Below are some records. Say how many of their lines contain the string "balance", and give nothing but the number.
=-=-=
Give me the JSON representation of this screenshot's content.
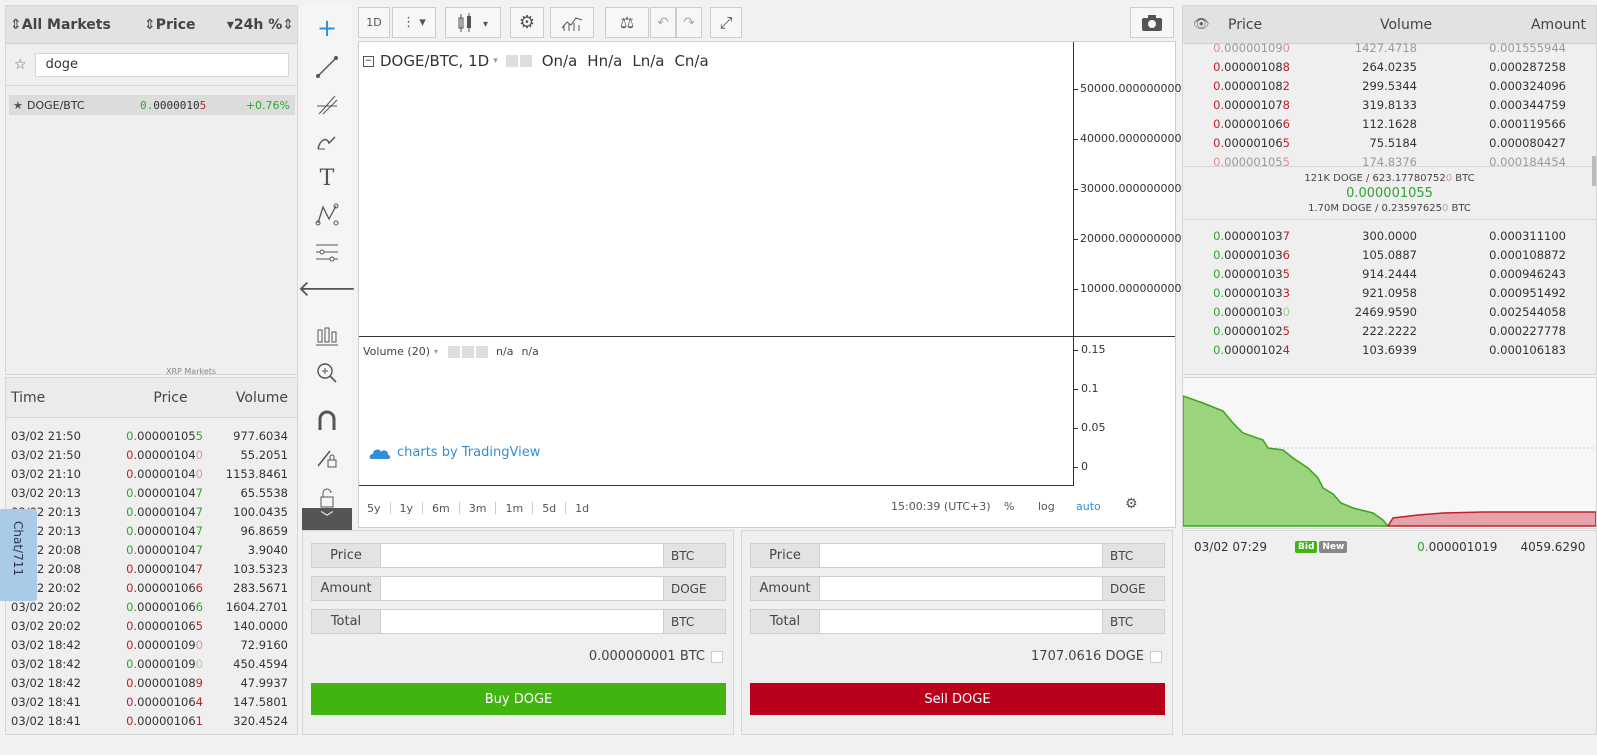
{
  "markets": {
    "header": {
      "col1": "All Markets",
      "col2": "Price",
      "col3": "24h %"
    },
    "search": {
      "value": "doge",
      "placeholder": ""
    },
    "rows": [
      {
        "pair": "DOGE/BTC",
        "price_main": "0.00000105",
        "price_tail": "5",
        "price_lead": "0.",
        "change": "+0.76%"
      }
    ],
    "xrp_label": "XRP Markets"
  },
  "trades": {
    "header": {
      "time": "Time",
      "price": "Price",
      "volume": "Volume"
    },
    "rows": [
      {
        "time": "03/02 21:50",
        "lead": "0.",
        "mid": "00000105",
        "tail": "5",
        "side": "g",
        "tail_dim": false,
        "volume": "977.6034"
      },
      {
        "time": "03/02 21:50",
        "lead": "0.",
        "mid": "00000104",
        "tail": "0",
        "side": "r",
        "tail_dim": true,
        "volume": "55.2051"
      },
      {
        "time": "03/02 21:10",
        "lead": "0.",
        "mid": "00000104",
        "tail": "0",
        "side": "r",
        "tail_dim": true,
        "volume": "1153.8461"
      },
      {
        "time": "03/02 20:13",
        "lead": "0.",
        "mid": "00000104",
        "tail": "7",
        "side": "g",
        "tail_dim": false,
        "volume": "65.5538"
      },
      {
        "time": "03/02 20:13",
        "lead": "0.",
        "mid": "00000104",
        "tail": "7",
        "side": "g",
        "tail_dim": false,
        "volume": "100.0435"
      },
      {
        "time": "03/02 20:13",
        "lead": "0.",
        "mid": "00000104",
        "tail": "7",
        "side": "g",
        "tail_dim": false,
        "volume": "96.8659"
      },
      {
        "time": "03/02 20:08",
        "lead": "0.",
        "mid": "00000104",
        "tail": "7",
        "side": "g",
        "tail_dim": false,
        "volume": "3.9040"
      },
      {
        "time": "03/02 20:08",
        "lead": "0.",
        "mid": "00000104",
        "tail": "7",
        "side": "r",
        "tail_dim": false,
        "volume": "103.5323"
      },
      {
        "time": "03/02 20:02",
        "lead": "0.",
        "mid": "00000106",
        "tail": "6",
        "side": "r",
        "tail_dim": false,
        "volume": "283.5671"
      },
      {
        "time": "03/02 20:02",
        "lead": "0.",
        "mid": "00000106",
        "tail": "6",
        "side": "g",
        "tail_dim": false,
        "volume": "1604.2701"
      },
      {
        "time": "03/02 20:02",
        "lead": "0.",
        "mid": "00000106",
        "tail": "5",
        "side": "r",
        "tail_dim": false,
        "volume": "140.0000"
      },
      {
        "time": "03/02 18:42",
        "lead": "0.",
        "mid": "00000109",
        "tail": "0",
        "side": "r",
        "tail_dim": true,
        "volume": "72.9160"
      },
      {
        "time": "03/02 18:42",
        "lead": "0.",
        "mid": "00000109",
        "tail": "0",
        "side": "g",
        "tail_dim": true,
        "volume": "450.4594"
      },
      {
        "time": "03/02 18:42",
        "lead": "0.",
        "mid": "00000108",
        "tail": "9",
        "side": "r",
        "tail_dim": false,
        "volume": "47.9937"
      },
      {
        "time": "03/02 18:41",
        "lead": "0.",
        "mid": "00000106",
        "tail": "4",
        "side": "r",
        "tail_dim": false,
        "volume": "147.5801"
      },
      {
        "time": "03/02 18:41",
        "lead": "0.",
        "mid": "00000106",
        "tail": "1",
        "side": "r",
        "tail_dim": false,
        "volume": "320.4524"
      }
    ]
  },
  "chat": {
    "label": "Chat/711"
  },
  "toolbar": {
    "interval": "1D"
  },
  "chart": {
    "legend": {
      "symbol": "DOGE/BTC, 1D",
      "o": "On/a",
      "h": "Hn/a",
      "l": "Ln/a",
      "c": "Cn/a"
    },
    "y_ticks": [
      "50000.000000000",
      "40000.000000000",
      "30000.000000000",
      "20000.000000000",
      "10000.000000000"
    ],
    "volume": {
      "label": "Volume (20)",
      "v1": "n/a",
      "v2": "n/a",
      "ticks": [
        "0.15",
        "0.1",
        "0.05",
        "0"
      ]
    },
    "branding": "charts by TradingView",
    "ranges": [
      "5y",
      "1y",
      "6m",
      "3m",
      "1m",
      "5d",
      "1d"
    ],
    "time": "15:00:39 (UTC+3)",
    "pct": "%",
    "log": "log",
    "auto": "auto"
  },
  "buy_form": {
    "price_label": "Price",
    "price_cur": "BTC",
    "amount_label": "Amount",
    "amount_cur": "DOGE",
    "total_label": "Total",
    "total_cur": "BTC",
    "balance": "0.000000001 BTC",
    "button": "Buy DOGE",
    "color": "#41b411"
  },
  "sell_form": {
    "price_label": "Price",
    "price_cur": "BTC",
    "amount_label": "Amount",
    "amount_cur": "DOGE",
    "total_label": "Total",
    "total_cur": "BTC",
    "balance": "1707.0616 DOGE",
    "button": "Sell DOGE",
    "color": "#b8001b"
  },
  "orderbook": {
    "header": {
      "price": "Price",
      "volume": "Volume",
      "amount": "Amount"
    },
    "asks": [
      {
        "lead": "0.",
        "mid": "00000109",
        "tail": "0",
        "volume": "1427.4718",
        "amount": "0.001555944",
        "faded": true
      },
      {
        "lead": "0.",
        "mid": "00000108",
        "tail": "8",
        "volume": "264.0235",
        "amount": "0.000287258",
        "faded": false
      },
      {
        "lead": "0.",
        "mid": "00000108",
        "tail": "2",
        "volume": "299.5344",
        "amount": "0.000324096",
        "faded": false
      },
      {
        "lead": "0.",
        "mid": "00000107",
        "tail": "8",
        "volume": "319.8133",
        "amount": "0.000344759",
        "faded": false
      },
      {
        "lead": "0.",
        "mid": "00000106",
        "tail": "6",
        "volume": "112.1628",
        "amount": "0.000119566",
        "faded": false
      },
      {
        "lead": "0.",
        "mid": "00000106",
        "tail": "5",
        "volume": "75.5184",
        "amount": "0.000080427",
        "faded": false
      },
      {
        "lead": "0.",
        "mid": "00000105",
        "tail": "5",
        "volume": "174.8376",
        "amount": "0.000184454",
        "faded": true
      }
    ],
    "spread": {
      "top": "121K DOGE  /  623.17780752",
      "top_tail": "0",
      "top_cur": " BTC",
      "price": "0.000001055",
      "bottom": "1.70M DOGE  /  0.23597625",
      "bottom_tail": "0",
      "bottom_cur": " BTC"
    },
    "bids": [
      {
        "lead": "0.",
        "mid": "00000103",
        "tail": "7",
        "volume": "300.0000",
        "amount": "0.000311100",
        "tail_dim": false
      },
      {
        "lead": "0.",
        "mid": "00000103",
        "tail": "6",
        "volume": "105.0887",
        "amount": "0.000108872",
        "tail_dim": false
      },
      {
        "lead": "0.",
        "mid": "00000103",
        "tail": "5",
        "volume": "914.2444",
        "amount": "0.000946243",
        "tail_dim": false
      },
      {
        "lead": "0.",
        "mid": "00000103",
        "tail": "3",
        "volume": "921.0958",
        "amount": "0.000951492",
        "tail_dim": false
      },
      {
        "lead": "0.",
        "mid": "00000103",
        "tail": "0",
        "volume": "2469.9590",
        "amount": "0.002544058",
        "tail_dim": true
      },
      {
        "lead": "0.",
        "mid": "00000102",
        "tail": "5",
        "volume": "222.2222",
        "amount": "0.000227778",
        "tail_dim": false
      },
      {
        "lead": "0.",
        "mid": "00000102",
        "tail": "4",
        "volume": "103.6939",
        "amount": "0.000106183",
        "tail_dim": false
      }
    ]
  },
  "tape": {
    "time": "03/02 07:29",
    "badge1": "Bid",
    "badge2": "New",
    "price": "0.000001019",
    "volume": "4059.6290"
  },
  "colors": {
    "green": "#2fa52f",
    "red": "#c0202a",
    "accent_blue": "#2f8fd8"
  }
}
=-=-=
Solution to this problem → 2